INSTRUCTIONS FOR THE TASK
Although the listing contains pictures, reproduce only its text, exactly as written.

■ ■ ■ ■ ■

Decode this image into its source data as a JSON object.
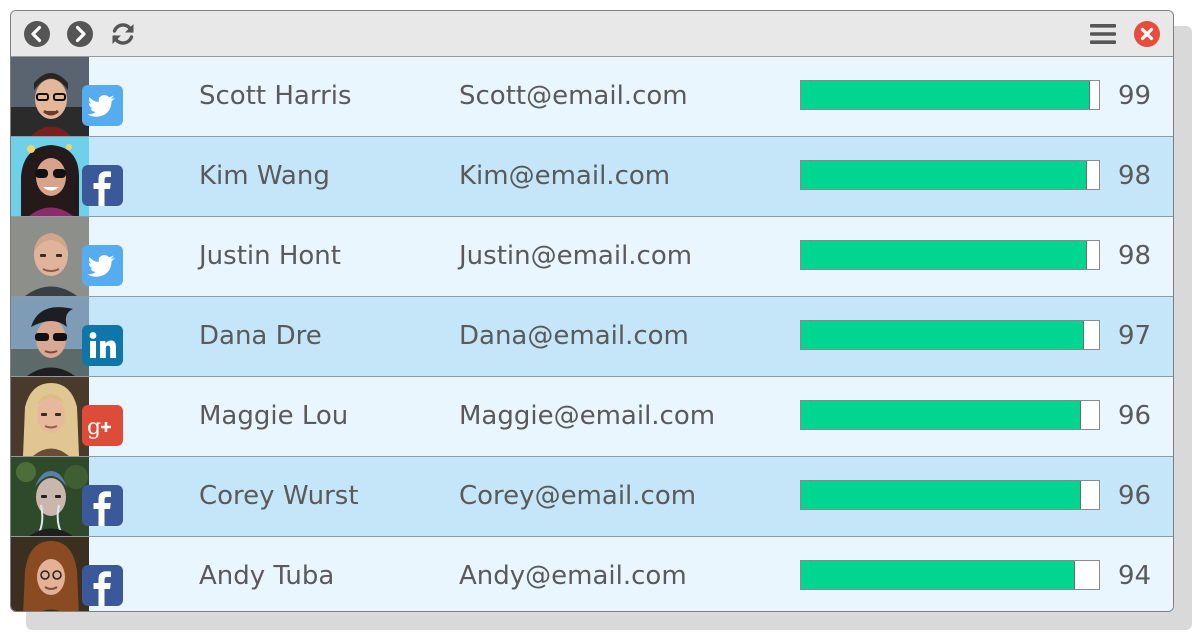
{
  "colors": {
    "row_light": "#eaf6fe",
    "row_dark": "#c5e6f9",
    "bar_fill": "#00d68f",
    "twitter": "#55acee",
    "facebook": "#3b5998",
    "linkedin": "#0e76a8",
    "google_plus": "#dd4b39",
    "close": "#e74c3c"
  },
  "toolbar": {
    "back_icon": "chevron-left-circle",
    "forward_icon": "chevron-right-circle",
    "refresh_icon": "refresh",
    "menu_icon": "hamburger-menu",
    "close_icon": "close-circle"
  },
  "contacts": [
    {
      "name": "Scott Harris",
      "email": "Scott@email.com",
      "score": "99",
      "progress": 0.97,
      "network": "twitter"
    },
    {
      "name": "Kim Wang",
      "email": "Kim@email.com",
      "score": "98",
      "progress": 0.96,
      "network": "facebook"
    },
    {
      "name": "Justin Hont",
      "email": "Justin@email.com",
      "score": "98",
      "progress": 0.96,
      "network": "twitter"
    },
    {
      "name": "Dana Dre",
      "email": "Dana@email.com",
      "score": "97",
      "progress": 0.95,
      "network": "linkedin"
    },
    {
      "name": "Maggie Lou",
      "email": "Maggie@email.com",
      "score": "96",
      "progress": 0.94,
      "network": "google-plus"
    },
    {
      "name": "Corey Wurst",
      "email": "Corey@email.com",
      "score": "96",
      "progress": 0.94,
      "network": "facebook"
    },
    {
      "name": "Andy Tuba",
      "email": "Andy@email.com",
      "score": "94",
      "progress": 0.92,
      "network": "facebook"
    }
  ]
}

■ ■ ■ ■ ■

SOLUTION TO THE PROBLEM
Decode this image into its source data as a JSON object.
{
  "colors": {
    "row_light": "#eaf6fe",
    "row_dark": "#c5e6f9",
    "bar_fill": "#00d68f",
    "twitter": "#55acee",
    "facebook": "#3b5998",
    "linkedin": "#0e76a8",
    "google_plus": "#dd4b39",
    "close": "#e74c3c"
  },
  "toolbar": {
    "back_icon": "chevron-left-circle",
    "forward_icon": "chevron-right-circle",
    "refresh_icon": "refresh",
    "menu_icon": "hamburger-menu",
    "close_icon": "close-circle"
  },
  "contacts": [
    {
      "name": "Scott Harris",
      "email": "Scott@email.com",
      "score": "99",
      "progress": 0.97,
      "network": "twitter"
    },
    {
      "name": "Kim Wang",
      "email": "Kim@email.com",
      "score": "98",
      "progress": 0.96,
      "network": "facebook"
    },
    {
      "name": "Justin Hont",
      "email": "Justin@email.com",
      "score": "98",
      "progress": 0.96,
      "network": "twitter"
    },
    {
      "name": "Dana Dre",
      "email": "Dana@email.com",
      "score": "97",
      "progress": 0.95,
      "network": "linkedin"
    },
    {
      "name": "Maggie Lou",
      "email": "Maggie@email.com",
      "score": "96",
      "progress": 0.94,
      "network": "google-plus"
    },
    {
      "name": "Corey Wurst",
      "email": "Corey@email.com",
      "score": "96",
      "progress": 0.94,
      "network": "facebook"
    },
    {
      "name": "Andy Tuba",
      "email": "Andy@email.com",
      "score": "94",
      "progress": 0.92,
      "network": "facebook"
    }
  ]
}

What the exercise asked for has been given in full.